As the noise, emotion and confusion of A-Level results day begins to die down, I find myself sitting at my desk in a quiet school mulling one particular growing and troubling trend that deserves greater exposure.
Over the past three years in the two schools in which I have been Head, a growing number of students have been awarded places on their firm or insurance choice university courses despite not having achieved the grades they were allegedly required to get. Several have secured their first-choice course, despite missing their offer by two or more grades. This year almost a quarter of our applicants missed out on required grades but still got a chosen place, even in highly competitive areas such as Medicine, Law and Vet Science. Most of those got their first choice, and most had missed by two grades. Who knows what grades the many others who did achieve their offers actually really needed to have got? It’s a pattern seen in schools throughout the country.
The effects of a system that now habitually ‘offers high’ but ‘accepts lower’ are significant and really not justifiable
On the surface, this would appear to be a good thing, and I rejoice wholeheartedly with those who have got where they wanted to be for the next stage in their educational adventure. But when one looks beneath that surface, it soon becomes clear that this is really not a fair way to treat young people who are doing arguably the most important exams of their lives. The effects of a system that now habitually ‘offers high’ but ‘accepts lower’ are significant and really not justifiable.
Underlying these circumstances are economic and market forces, of course. The lifting of the admissions cap on universities means that they have created more places to increase income, which they now need to fill to secure the funding they need.
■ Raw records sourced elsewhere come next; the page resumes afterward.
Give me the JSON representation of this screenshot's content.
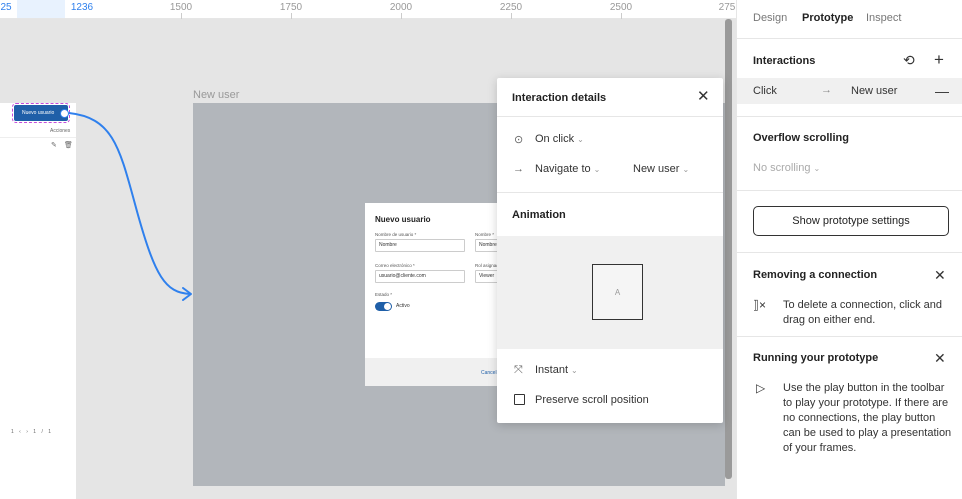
{
  "ruler": {
    "ticks": [
      "25",
      "1236",
      "1500",
      "1750",
      "2000",
      "2250",
      "2500",
      "275"
    ]
  },
  "canvas": {
    "left_frame": {
      "button_label": "Nuevo usuario",
      "acciones": "Acciones",
      "pager": "1 ‹ › 1 / 1"
    },
    "frame_label": "New user",
    "modal": {
      "title": "Nuevo usuario",
      "username_label": "Nombre de usuario *",
      "username_value": "Nombre",
      "name_label": "Nombre *",
      "name_value": "Nombre",
      "email_label": "Correo electrónico *",
      "email_value": "usuario@cliente.com",
      "role_label": "Rol asignado",
      "role_value": "Viewer",
      "status_label": "Estado *",
      "status_value": "Activo",
      "cancel_label": "Cancel"
    }
  },
  "popover": {
    "title": "Interaction details",
    "trigger": "On click",
    "action": "Navigate to",
    "destination": "New user",
    "animation_title": "Animation",
    "preview_label": "A",
    "transition": "Instant",
    "preserve_scroll": "Preserve scroll position"
  },
  "panel": {
    "tabs": [
      {
        "label": "Design"
      },
      {
        "label": "Prototype"
      },
      {
        "label": "Inspect"
      }
    ],
    "interactions_title": "Interactions",
    "interaction_trigger": "Click",
    "interaction_destination": "New user",
    "overflow_title": "Overflow scrolling",
    "overflow_value": "No scrolling",
    "settings_button": "Show prototype settings",
    "removing_title": "Removing a connection",
    "removing_text": "To delete a connection, click and drag on either end.",
    "running_title": "Running your prototype",
    "running_text": "Use the play button in the toolbar to play your prototype. If there are no connections, the play button can be used to play a presentation of your frames."
  },
  "colors": {
    "accent": "#2f80ed",
    "selection": "#c34bdc",
    "button_blue": "#1f5fa8"
  }
}
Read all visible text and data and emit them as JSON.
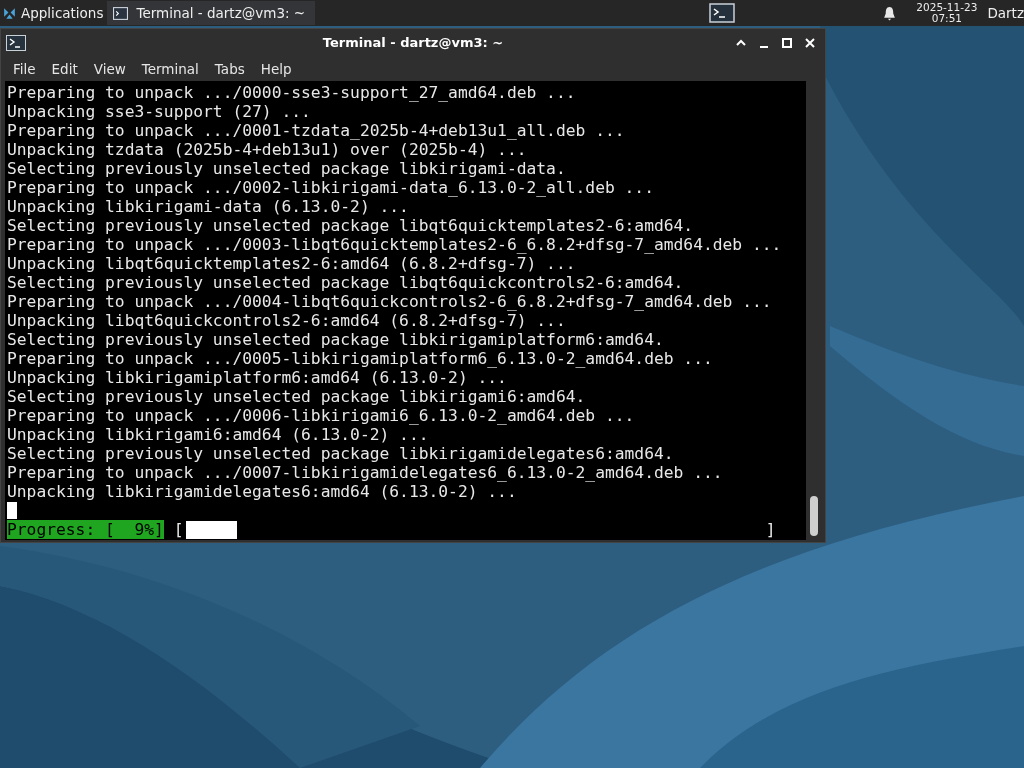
{
  "panel": {
    "apps_menu": "Applications",
    "tasks": [
      {
        "title": "Terminal - dartz@vm3: ~",
        "selected": true
      }
    ],
    "clock_date": "2025-11-23",
    "clock_time": "07:51",
    "user": "Dartz"
  },
  "window": {
    "title": "Terminal - dartz@vm3: ~"
  },
  "menu": [
    "File",
    "Edit",
    "View",
    "Terminal",
    "Tabs",
    "Help"
  ],
  "terminal": {
    "lines": [
      "Preparing to unpack .../0000-sse3-support_27_amd64.deb ...",
      "Unpacking sse3-support (27) ...",
      "Preparing to unpack .../0001-tzdata_2025b-4+deb13u1_all.deb ...",
      "Unpacking tzdata (2025b-4+deb13u1) over (2025b-4) ...",
      "Selecting previously unselected package libkirigami-data.",
      "Preparing to unpack .../0002-libkirigami-data_6.13.0-2_all.deb ...",
      "Unpacking libkirigami-data (6.13.0-2) ...",
      "Selecting previously unselected package libqt6quicktemplates2-6:amd64.",
      "Preparing to unpack .../0003-libqt6quicktemplates2-6_6.8.2+dfsg-7_amd64.deb ...",
      "Unpacking libqt6quicktemplates2-6:amd64 (6.8.2+dfsg-7) ...",
      "Selecting previously unselected package libqt6quickcontrols2-6:amd64.",
      "Preparing to unpack .../0004-libqt6quickcontrols2-6_6.8.2+dfsg-7_amd64.deb ...",
      "Unpacking libqt6quickcontrols2-6:amd64 (6.8.2+dfsg-7) ...",
      "Selecting previously unselected package libkirigamiplatform6:amd64.",
      "Preparing to unpack .../0005-libkirigamiplatform6_6.13.0-2_amd64.deb ...",
      "Unpacking libkirigamiplatform6:amd64 (6.13.0-2) ...",
      "Selecting previously unselected package libkirigami6:amd64.",
      "Preparing to unpack .../0006-libkirigami6_6.13.0-2_amd64.deb ...",
      "Unpacking libkirigami6:amd64 (6.13.0-2) ...",
      "Selecting previously unselected package libkirigamidelegates6:amd64.",
      "Preparing to unpack .../0007-libkirigamidelegates6_6.13.0-2_amd64.deb ...",
      "Unpacking libkirigamidelegates6:amd64 (6.13.0-2) ..."
    ],
    "progress": {
      "label": "Progress: [  9%]",
      "open": "[",
      "close": "]",
      "level": 0.09
    }
  }
}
Facing falling demographics, uncertainty among foreign students in post-referendum times, poor press on graduate employment opportunities and abiding economic fears, it appears that the number of students available to fill those places has fallen. That has created a ‘buyers’ market’.
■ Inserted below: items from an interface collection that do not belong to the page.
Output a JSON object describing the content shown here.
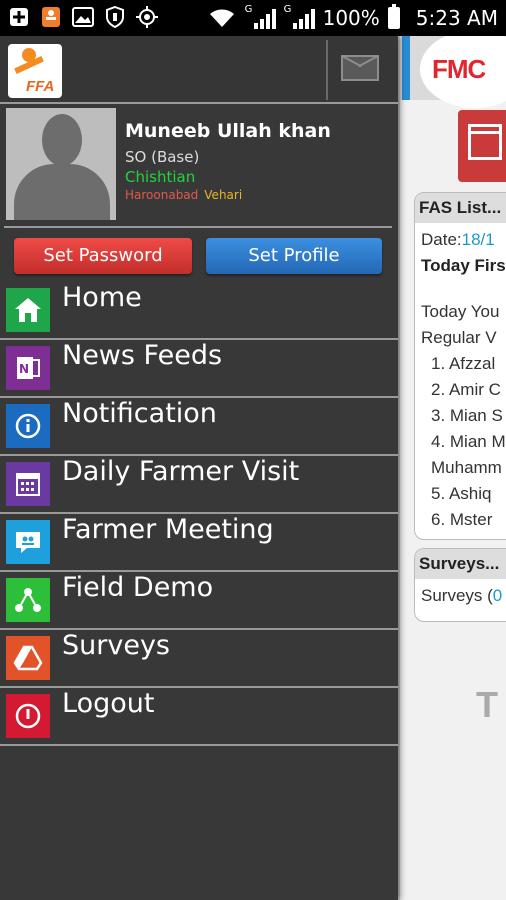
{
  "status_bar": {
    "battery": "100%",
    "time": "5:23 AM",
    "signal1_label": "G",
    "signal2_label": "G"
  },
  "header": {
    "logo_text": "FFA"
  },
  "profile": {
    "name": "Muneeb Ullah khan",
    "role": "SO (Base)",
    "city": "Chishtian",
    "area1": "Haroonabad",
    "area2": "Vehari"
  },
  "buttons": {
    "set_password": "Set Password",
    "set_profile": "Set Profile"
  },
  "menu": [
    {
      "label": "Home",
      "icon": "home-icon",
      "color": "#1fa64a"
    },
    {
      "label": "News Feeds",
      "icon": "onenote-icon",
      "color": "#7f2f93"
    },
    {
      "label": "Notification",
      "icon": "info-icon",
      "color": "#1b6cc1"
    },
    {
      "label": "Daily Farmer Visit",
      "icon": "calendar-icon",
      "color": "#6b3aa0"
    },
    {
      "label": "Farmer Meeting",
      "icon": "chat-icon",
      "color": "#1ea0dc"
    },
    {
      "label": "Field Demo",
      "icon": "network-icon",
      "color": "#2dbf3a"
    },
    {
      "label": "Surveys",
      "icon": "drive-icon",
      "color": "#e2532a"
    },
    {
      "label": "Logout",
      "icon": "power-icon",
      "color": "#d31a32"
    }
  ],
  "background_screen": {
    "logo_text": "FMC",
    "fas_title": "FAS List...",
    "date_label": "Date:",
    "date_value": "18/1",
    "today_first": "Today Firs",
    "today_you": "Today You",
    "regular": "Regular V",
    "list": [
      "1. Afzzal",
      "2. Amir C",
      "3. Mian S",
      "4. Mian M",
      "Muhamm",
      "5. Ashiq",
      "6. Mster"
    ],
    "surveys_title": "Surveys...",
    "surveys_line": "Surveys (",
    "surveys_count": "0",
    "big_text": "T"
  }
}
Thus, the simple laws of supply and demand might dictate that the ‘price’ of entry onto a course (i.e. the grades that universities and individual departments say they require students to get) would fall.
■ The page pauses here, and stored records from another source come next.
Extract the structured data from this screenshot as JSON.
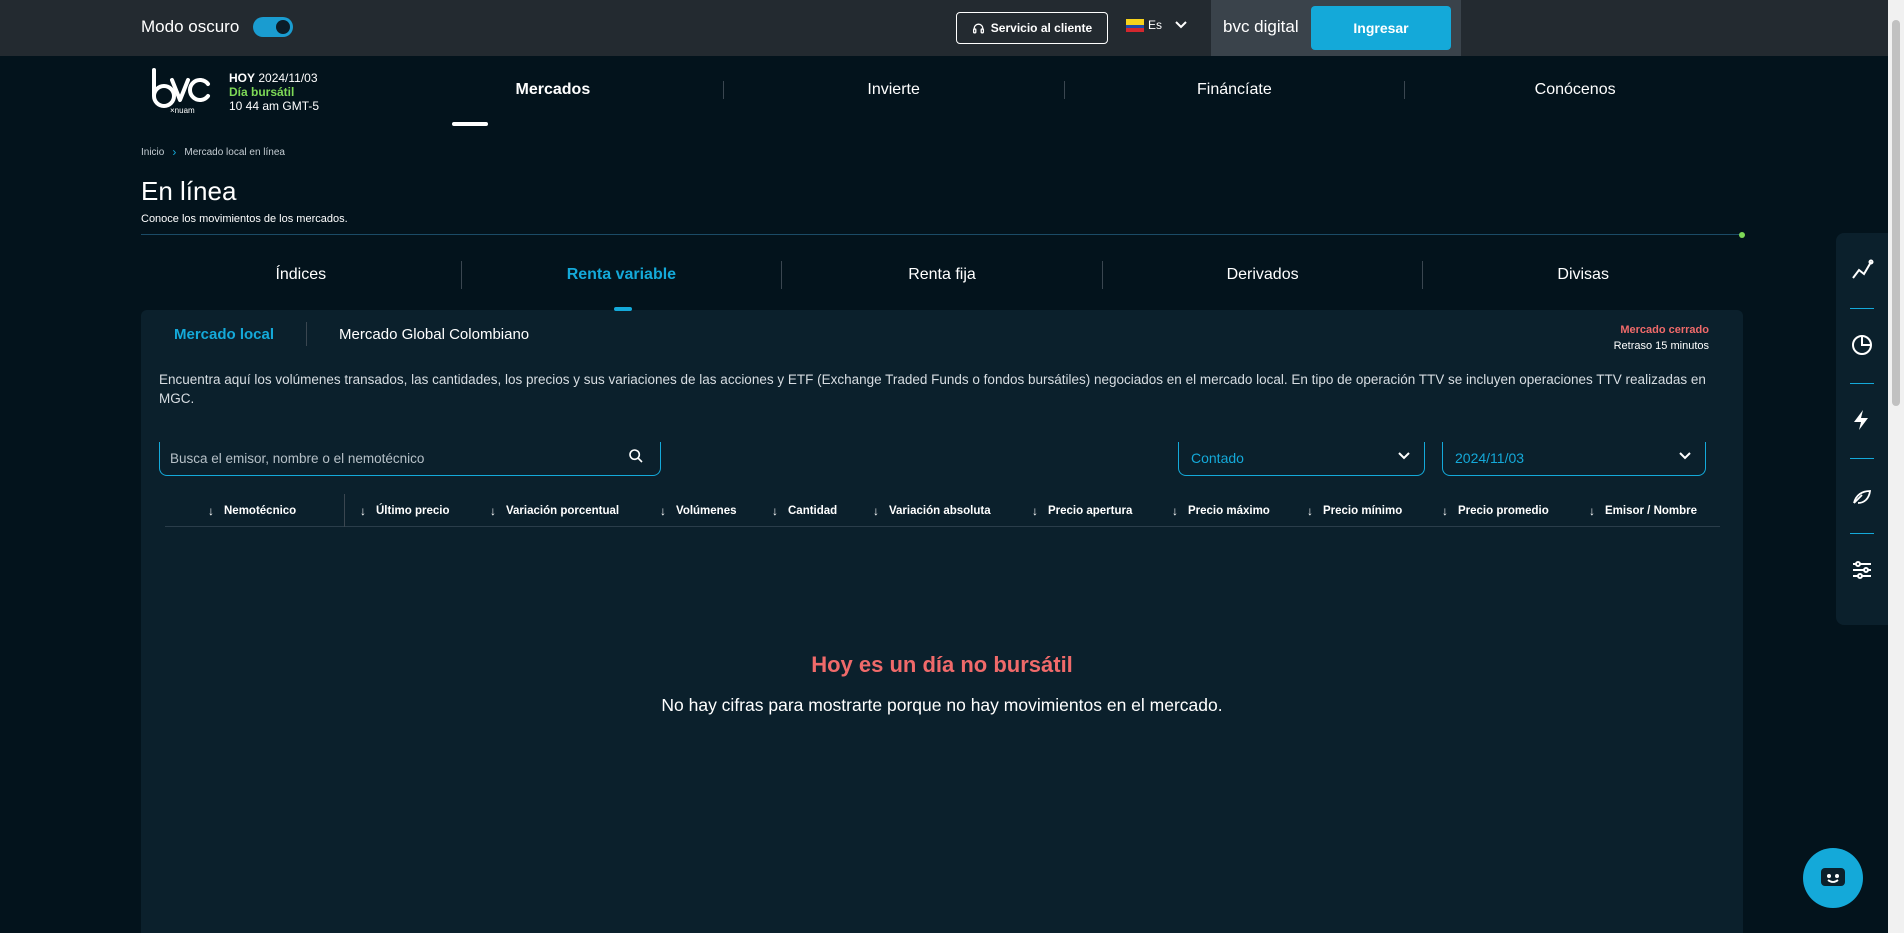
{
  "topbar": {
    "dark_mode_label": "Modo oscuro",
    "service_label": "Servicio al cliente",
    "lang_label": "Es",
    "digital_label": "bvc digital",
    "login_label": "Ingresar"
  },
  "header": {
    "logo_text": "bvc",
    "logo_sub": "×nuam",
    "today_label": "HOY",
    "today_date": "2024/11/03",
    "day_type": "Día bursátil",
    "time": "10 44 am GMT-5",
    "nav": [
      "Mercados",
      "Invierte",
      "Fináncíate",
      "Conócenos"
    ]
  },
  "breadcrumb": [
    "Inicio",
    "Mercado local en línea"
  ],
  "page": {
    "title": "En línea",
    "subtitle": "Conoce los movimientos de los mercados."
  },
  "tabs": [
    "Índices",
    "Renta variable",
    "Renta fija",
    "Derivados",
    "Divisas"
  ],
  "subtabs": [
    "Mercado local",
    "Mercado Global Colombiano"
  ],
  "market_status": {
    "state": "Mercado cerrado",
    "delay": "Retraso 15 minutos"
  },
  "description": "Encuentra aquí los volúmenes transados, las cantidades, los precios y sus variaciones de las acciones y ETF (Exchange Traded Funds o fondos bursátiles) negociados en el mercado local. En tipo de operación TTV se incluyen operaciones TTV realizadas en MGC.",
  "filters": {
    "search_placeholder": "Busca el emisor, nombre o el nemotécnico",
    "operation": "Contado",
    "date": "2024/11/03"
  },
  "columns": [
    "Nemotécnico",
    "Último precio",
    "Variación porcentual",
    "Volúmenes",
    "Cantidad",
    "Variación absoluta",
    "Precio apertura",
    "Precio máximo",
    "Precio mínimo",
    "Precio promedio",
    "Emisor / Nombre"
  ],
  "empty_state": {
    "title": "Hoy es un día no bursátil",
    "text": "No hay cifras para mostrarte porque no hay movimientos en el mercado."
  },
  "colors": {
    "accent": "#14a9d9",
    "background": "#03131c",
    "panel": "#0b202c",
    "alert": "#f06a6a",
    "positive": "#7ed957"
  },
  "icons": [
    "headset-icon",
    "chevron-down-icon",
    "search-icon",
    "line-chart-icon",
    "pie-chart-icon",
    "lightning-icon",
    "leaf-icon",
    "sliders-icon",
    "chat-bot-icon"
  ]
}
Not a bit of it.
With the exception of an increase in the number of unconditional places being offered, there has been no discernible drop in entry requirements for good university places; AAA or AAB remain the most common offers for my students. I understand why: university departments want to attract the brightest and best students, and one easy way of doing that is using high entry tariffs to make courses look prestigious and sought after. It’s a logical extension of the higher education ‘market’ created by previous government policy and the tuition fees system.
But what does this mean for the young people I care for?
In short, it means that most are under huge pressure to gain grades to secure their desired place that they don’t, in reality, need to get. It means that many are being set up for a fall, as achieving the required grades may well be a bridge too far for some of them, and results day is, at best, one of very conflicting emotions. More importantly, it means that youngsters, already coping with the well documented struggles of modern teenage life, as well as the botched introduction of a new exam system, have been subjected to an unnecessary and unjustifiable additional burden of pressure. And before anyone thinks it, I’m not suggesting for a moment that students shouldn’t be encouraged or prodded into doing as well as they can; they really should…but not like this!
Is it right that young people -their welfare and the mental health- are paying the price for a university selection and admissions system that is broken and not fit for purpose?
A further concern struck me forcibly in a conversation with the Registrar of a top UK university, who observed that a disproportionate number of the rising number of mental health cases among undergraduates at that university was made up of students who had missed their offers but still been offered a place. Some arrived already feeling that they were not good enough; that they were, somehow, imposters.
Is it right that young people -their welfare and the mental health- are paying the price for a university selection and admissions system that is broken and not fit for purpose; a system that pays little attention to the welfare of applicants and is not prepared to respond to market forces?
And isn’t it about time that students were able to apply to universities with the grades they have achieved, not predicted grades? Surely between all the bright people in our schools and universities it would be possible to set up a system that worked for universities and young people.
Shouldn’t we do better for our children?
For more information about Bootham School, visit their website.